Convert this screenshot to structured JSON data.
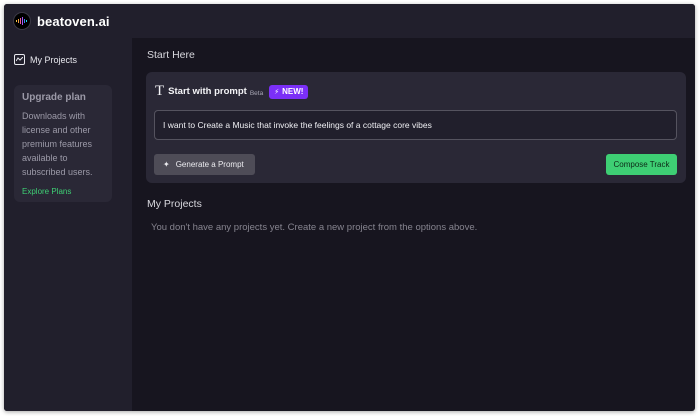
{
  "app": {
    "brand": "beatoven.ai"
  },
  "sidebar": {
    "nav": [
      {
        "label": "My Projects",
        "icon": "chart-line-icon"
      }
    ],
    "upgrade": {
      "title": "Upgrade plan",
      "text": "Downloads with license and other premium features available to subscribed users.",
      "link": "Explore Plans"
    }
  },
  "main": {
    "start_title": "Start Here",
    "prompt_card": {
      "icon": "T",
      "label": "Start with prompt",
      "beta": "Beta",
      "badge": "NEW!",
      "input_value": "I want to Create a Music that invoke the feelings of a cottage core vibes",
      "generate_label": "Generate a Prompt",
      "compose_label": "Compose Track"
    },
    "projects_title": "My Projects",
    "empty_text": "You don't have any projects yet. Create a new project from the options above."
  },
  "colors": {
    "background": "#17151f",
    "panel": "#211f2c",
    "card": "#2a2836",
    "accent_green": "#3ecf74",
    "badge_purple": "#7b2ff7"
  }
}
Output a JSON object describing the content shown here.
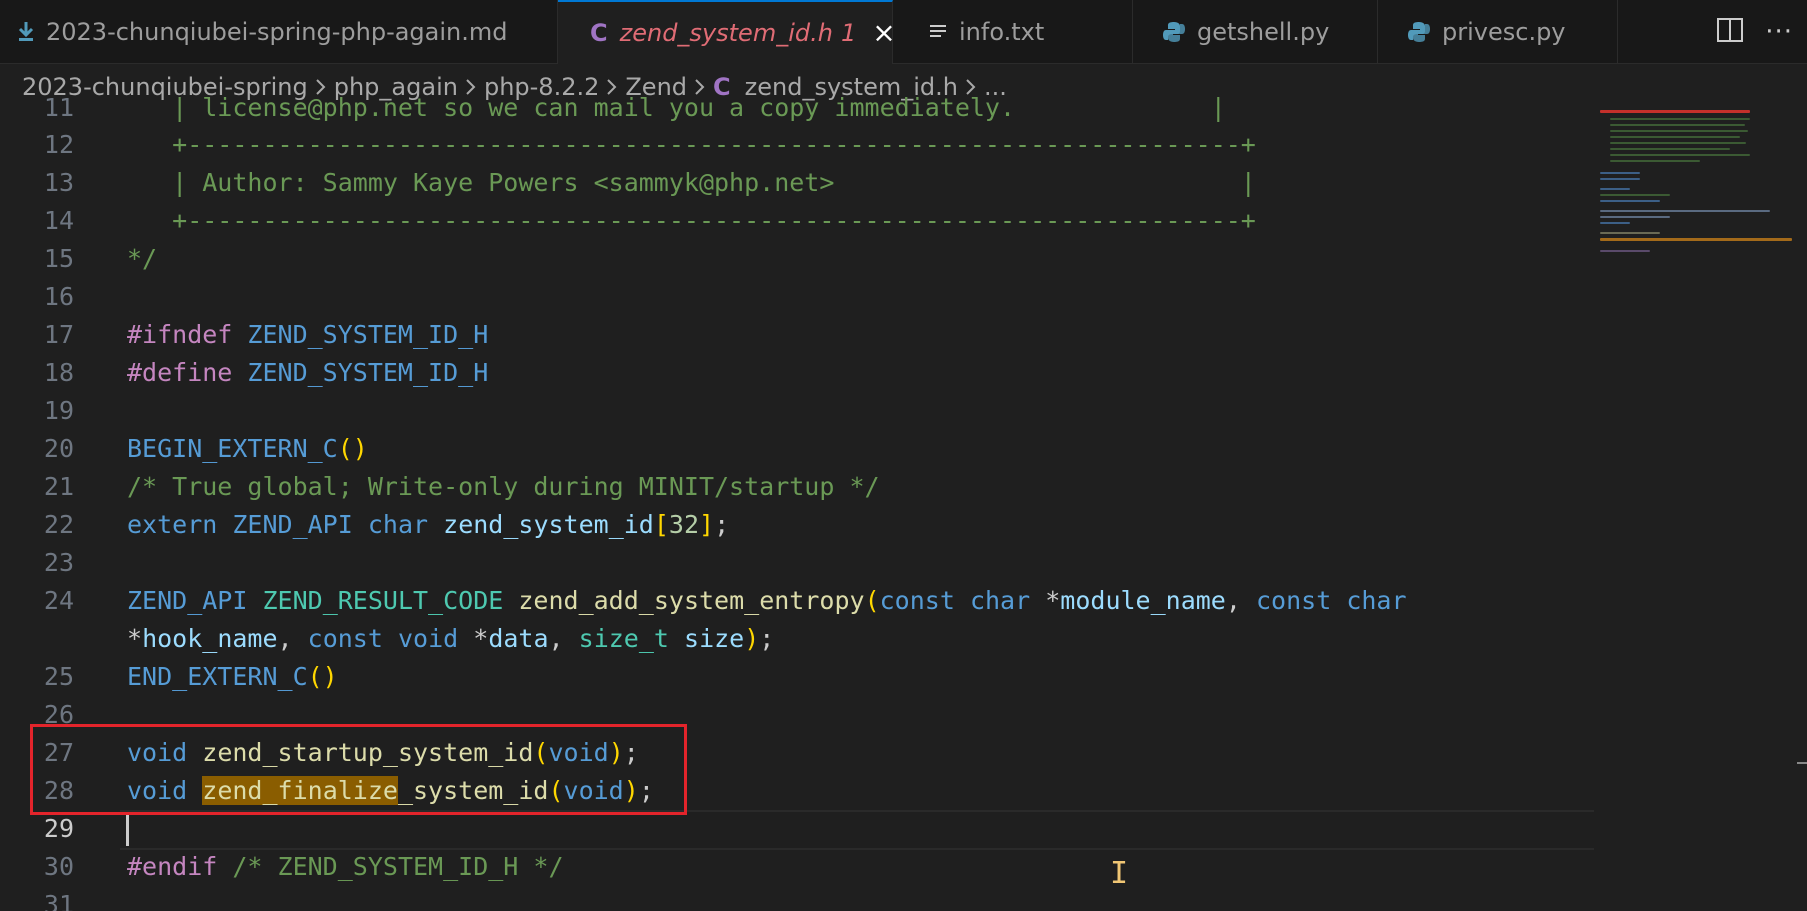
{
  "tabs": [
    {
      "label": "2023-chunqiubei-spring-php-again.md",
      "icon": "markdown-download-icon"
    },
    {
      "label": "zend_system_id.h",
      "badge": "1",
      "icon": "c-file-icon",
      "active": true
    },
    {
      "label": "info.txt",
      "icon": "text-lines-icon"
    },
    {
      "label": "getshell.py",
      "icon": "python-icon"
    },
    {
      "label": "privesc.py",
      "icon": "python-icon"
    }
  ],
  "breadcrumb": {
    "items": [
      "2023-chunqiubei-spring",
      "php_again",
      "php-8.2.2",
      "Zend",
      "zend_system_id.h",
      "..."
    ],
    "file_icon_letter": "C"
  },
  "editor": {
    "line_numbers": [
      "11",
      "12",
      "13",
      "14",
      "15",
      "16",
      "17",
      "18",
      "19",
      "20",
      "21",
      "22",
      "23",
      "24",
      "",
      "25",
      "26",
      "27",
      "28",
      "29",
      "30",
      "31"
    ],
    "lines": [
      "   | license@php.net so we can mail you a copy immediately.             |",
      "   +----------------------------------------------------------------------+",
      "   | Author: Sammy Kaye Powers <sammyk@php.net>                           |",
      "   +----------------------------------------------------------------------+",
      "*/",
      "",
      "#ifndef ZEND_SYSTEM_ID_H",
      "#define ZEND_SYSTEM_ID_H",
      "",
      "BEGIN_EXTERN_C()",
      "/* True global; Write-only during MINIT/startup */",
      "extern ZEND_API char zend_system_id[32];",
      "",
      "ZEND_API ZEND_RESULT_CODE zend_add_system_entropy(const char *module_name, const char",
      "*hook_name, const void *data, size_t size);",
      "END_EXTERN_C()",
      "",
      "void zend_startup_system_id(void);",
      "void zend_finalize_system_id(void);",
      "",
      "#endif /* ZEND_SYSTEM_ID_H */",
      ""
    ],
    "tokens": {
      "ifndef": "#ifndef",
      "define": "#define",
      "guard": "ZEND_SYSTEM_ID_H",
      "begin_extern": "BEGIN_EXTERN_C",
      "end_extern": "END_EXTERN_C",
      "comment_global": "/* True global; Write-only during MINIT/startup */",
      "extern": "extern",
      "zend_api": "ZEND_API",
      "char": "char",
      "system_id_var": "zend_system_id",
      "num32": "32",
      "result_code": "ZEND_RESULT_CODE",
      "add_entropy": "zend_add_system_entropy",
      "const": "const",
      "module_name": "module_name",
      "hook_name": "hook_name",
      "void": "void",
      "data": "data",
      "size_t": "size_t",
      "size": "size",
      "startup": "zend_startup_system_id",
      "finalize_match": "zend_finalize",
      "finalize_rest": "_system_id",
      "endif": "#endif",
      "endif_comment": "/* ZEND_SYSTEM_ID_H */",
      "license_line": "   | license@php.net so we can mail you a copy immediately.             |",
      "rule_line": "   +----------------------------------------------------------------------+",
      "author_line": "   | Author: Sammy Kaye Powers <sammyk@php.net>                           |",
      "comment_end": "*/"
    }
  },
  "colors": {
    "background": "#1f1f1f",
    "highlight_box": "#e3242b",
    "search_match": "#8a5d00",
    "active_tab_text": "#e06c75"
  }
}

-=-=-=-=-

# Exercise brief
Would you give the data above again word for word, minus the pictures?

# Result of this exercise
Convert this screenshot to structured JSON data.
{
  "app": {
    "brand": "beatoven.ai"
  },
  "sidebar": {
    "nav": [
      {
        "label": "My Projects",
        "icon": "chart-line-icon"
      }
    ],
    "upgrade": {
      "title": "Upgrade plan",
      "text": "Downloads with license and other premium features available to subscribed users.",
      "link": "Explore Plans"
    }
  },
  "main": {
    "start_title": "Start Here",
    "prompt_card": {
      "icon": "T",
      "label": "Start with prompt",
      "beta": "Beta",
      "badge": "NEW!",
      "input_value": "I want to Create a Music that invoke the feelings of a cottage core vibes",
      "generate_label": "Generate a Prompt",
      "compose_label": "Compose Track"
    },
    "projects_title": "My Projects",
    "empty_text": "You don't have any projects yet. Create a new project from the options above."
  },
  "colors": {
    "background": "#17151f",
    "panel": "#211f2c",
    "card": "#2a2836",
    "accent_green": "#3ecf74",
    "badge_purple": "#7b2ff7"
  }
}
Output a JSON object describing the content shown here.
{
  "tabs": [
    {
      "label": "2023-chunqiubei-spring-php-again.md",
      "icon": "markdown-download-icon"
    },
    {
      "label": "zend_system_id.h",
      "badge": "1",
      "icon": "c-file-icon",
      "active": true
    },
    {
      "label": "info.txt",
      "icon": "text-lines-icon"
    },
    {
      "label": "getshell.py",
      "icon": "python-icon"
    },
    {
      "label": "privesc.py",
      "icon": "python-icon"
    }
  ],
  "breadcrumb": {
    "items": [
      "2023-chunqiubei-spring",
      "php_again",
      "php-8.2.2",
      "Zend",
      "zend_system_id.h",
      "..."
    ],
    "file_icon_letter": "C"
  },
  "editor": {
    "line_numbers": [
      "11",
      "12",
      "13",
      "14",
      "15",
      "16",
      "17",
      "18",
      "19",
      "20",
      "21",
      "22",
      "23",
      "24",
      "",
      "25",
      "26",
      "27",
      "28",
      "29",
      "30",
      "31"
    ],
    "lines": [
      "   | license@php.net so we can mail you a copy immediately.             |",
      "   +----------------------------------------------------------------------+",
      "   | Author: Sammy Kaye Powers <sammyk@php.net>                           |",
      "   +----------------------------------------------------------------------+",
      "*/",
      "",
      "#ifndef ZEND_SYSTEM_ID_H",
      "#define ZEND_SYSTEM_ID_H",
      "",
      "BEGIN_EXTERN_C()",
      "/* True global; Write-only during MINIT/startup */",
      "extern ZEND_API char zend_system_id[32];",
      "",
      "ZEND_API ZEND_RESULT_CODE zend_add_system_entropy(const char *module_name, const char",
      "*hook_name, const void *data, size_t size);",
      "END_EXTERN_C()",
      "",
      "void zend_startup_system_id(void);",
      "void zend_finalize_system_id(void);",
      "",
      "#endif /* ZEND_SYSTEM_ID_H */",
      ""
    ],
    "tokens": {
      "ifndef": "#ifndef",
      "define": "#define",
      "guard": "ZEND_SYSTEM_ID_H",
      "begin_extern": "BEGIN_EXTERN_C",
      "end_extern": "END_EXTERN_C",
      "comment_global": "/* True global; Write-only during MINIT/startup */",
      "extern": "extern",
      "zend_api": "ZEND_API",
      "char": "char",
      "system_id_var": "zend_system_id",
      "num32": "32",
      "result_code": "ZEND_RESULT_CODE",
      "add_entropy": "zend_add_system_entropy",
      "const": "const",
      "module_name": "module_name",
      "hook_name": "hook_name",
      "void": "void",
      "data": "data",
      "size_t": "size_t",
      "size": "size",
      "startup": "zend_startup_system_id",
      "finalize_match": "zend_finalize",
      "finalize_rest": "_system_id",
      "endif": "#endif",
      "endif_comment": "/* ZEND_SYSTEM_ID_H */",
      "license_line": "   | license@php.net so we can mail you a copy immediately.             |",
      "rule_line": "   +----------------------------------------------------------------------+",
      "author_line": "   | Author: Sammy Kaye Powers <sammyk@php.net>                           |",
      "comment_end": "*/"
    }
  },
  "colors": {
    "background": "#1f1f1f",
    "highlight_box": "#e3242b",
    "search_match": "#8a5d00",
    "active_tab_text": "#e06c75"
  }
}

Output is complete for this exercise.